Steve Earle, Townes Van Zandt, and Guy Clark had a lot in common as revered Nashville singer/songwriters on the fringes of the country music industry, which made this gig at the famed Bluebird Café in Nashville, a benefit for the Interfaith Dental Clinic, an impressive lineup. Recorded September 13, 1995, it was an old-fashioned guitar pull, with each performer alternating as his fellows pitched in with a little guitar playing and encouragement. That's as much as they got together, however; there are no actual duos or trios on the disc. It does seem that Clark is singing along a little bit on Earle's "Mercenary Song," though, and an unidentified voice that sounds a lot like Emmylou Harris applies some harmony on Clark's "Immigrant Song" and Earle's "Copperhead Road." The performances are off the cuff to the point of being more like a casual get-together than an actual concert. Van Zandt, whose songs are the most depressing (and that's saying a lot), is the funniest, especially discussing his own dental needs in the light of losing a tooth in a dice game. He also goes up on the lyrics to "Pancho and Lefty," which doesn't keep it from being as amazing a song as ever. In fact, the songs just seem to get better and better as these three rough-hewn craftsmen demonstrate their remarkable abilities.

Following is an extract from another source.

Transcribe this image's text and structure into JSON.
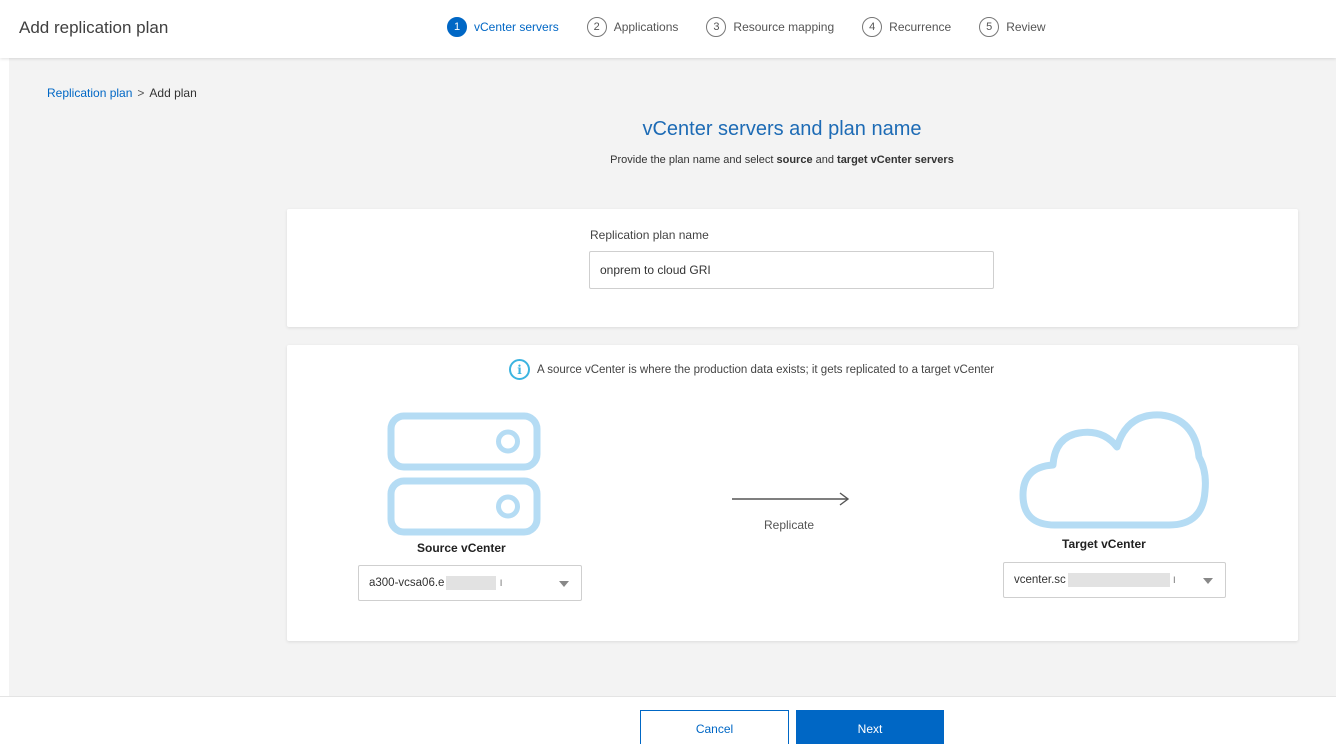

Those who know their work will delight in hearing favorite songs in an intimate live setting; those who do not may be introduced to a world of great songwriting.
Together at the Bluebird Cafe Review
by William Ruhlmann